Dorothy sits at the piano
Dorothy sits at the piano, her favourite instrument to play, at her home in London, Ont.

What’s exciting about the awards for Dorothy is knowing that her gift will support up to 11 students each year and provide them with financial support until they finish their studies.

“The arts serve people through a lifetime of creating. And yet they are grossly underfunded,” says Dorothy. “When you think of music grads, who have spent countless hours honing their skills, they are not rewarded proportionately [to other faculties], in my view.
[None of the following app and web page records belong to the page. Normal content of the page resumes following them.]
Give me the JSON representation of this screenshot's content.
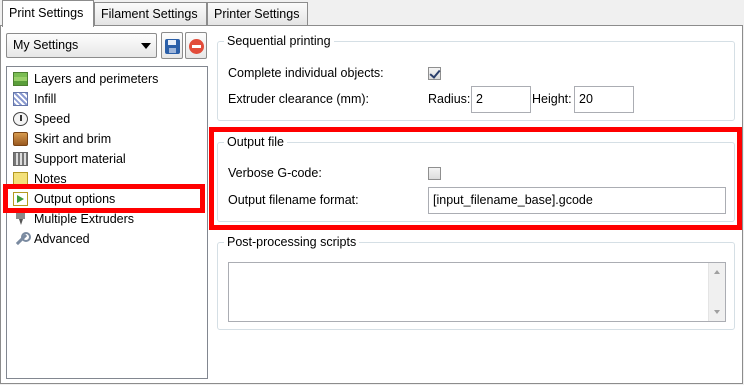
{
  "tabs": [
    {
      "label": "Print Settings",
      "active": true
    },
    {
      "label": "Filament Settings",
      "active": false
    },
    {
      "label": "Printer Settings",
      "active": false
    }
  ],
  "preset": {
    "selected": "My Settings",
    "save_icon": "save-icon",
    "delete_icon": "delete-icon"
  },
  "categories": [
    {
      "label": "Layers and perimeters",
      "icon": "layers-icon"
    },
    {
      "label": "Infill",
      "icon": "infill-icon"
    },
    {
      "label": "Speed",
      "icon": "speed-icon"
    },
    {
      "label": "Skirt and brim",
      "icon": "skirt-icon"
    },
    {
      "label": "Support material",
      "icon": "support-icon"
    },
    {
      "label": "Notes",
      "icon": "notes-icon"
    },
    {
      "label": "Output options",
      "icon": "output-icon",
      "selected": true
    },
    {
      "label": "Multiple Extruders",
      "icon": "extruder-icon"
    },
    {
      "label": "Advanced",
      "icon": "wrench-icon"
    }
  ],
  "sequential": {
    "title": "Sequential printing",
    "complete_label": "Complete individual objects:",
    "complete_checked": true,
    "clearance_label": "Extruder clearance (mm):",
    "radius_label": "Radius:",
    "radius_value": "2",
    "height_label": "Height:",
    "height_value": "20"
  },
  "output_file": {
    "title": "Output file",
    "verbose_label": "Verbose G-code:",
    "verbose_checked": false,
    "format_label": "Output filename format:",
    "format_value": "[input_filename_base].gcode"
  },
  "post_processing": {
    "title": "Post-processing scripts",
    "value": ""
  },
  "colors": {
    "highlight": "#ff0000",
    "tab_border": "#8c8c8c",
    "group_border": "#d5dfe5"
  }
}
It’s important to support all the arts.”


William and May Hollingsworth Scholarship in Piano: Awarded to a first-year student studying piano, who will receive $2,000 annually for four years if they maintain a minimum average of 80 percent.

William and May Hollingsworth Scholarship in Voice: Awarded to a first-year student studying voice, who will receive $2,000 annually for four years, if they maintain a minimum average of 80 percent.

William and May Hollingsworth Scholarship in Music: Awarded to a second-year student in the music education program, who will receive $2,000 annually for three years, so long as they maintain a minimum average of 80 percent.

Each year, three new students will be chosen to receive support throughout their music education.

For more information about how to give to student awards, or other music priorities, contact Karmen Ferraro at 519-661-2111 x85695 or email

After graduation, Dorothy went on to teaching and found herself in the role that suited her perfectly, becoming a high school counsellor. Thinking back on those days, Dorothy notes she was happy to go to work each day.

When it was time to close that chapter of her life, Dorothy became a tour operator and began arranging specialized trips all over the world, for Canadian physicians, dentists and other professionals. She did this alongside her husband Bill, who was savvy in business, politics, and publishing.

Sitting amongst her mementos, collected from all over the world, the 89-year-old has lived a fulfilling life full of adventures. Her one desire for these scholarship awards is to see students succeed and be accomplished in their careers.

“I hope their education will be fulfilling and open the path to success in whatever endeavour they end up in,” says Dorothy.

Dorothy has also chosen to give through her will and leave a legacy gift to create an endowment for an artist-in-residence at the Don Wright Faculty of Music. This she will name in honour of her late husband, Bill Nobleman, and herself.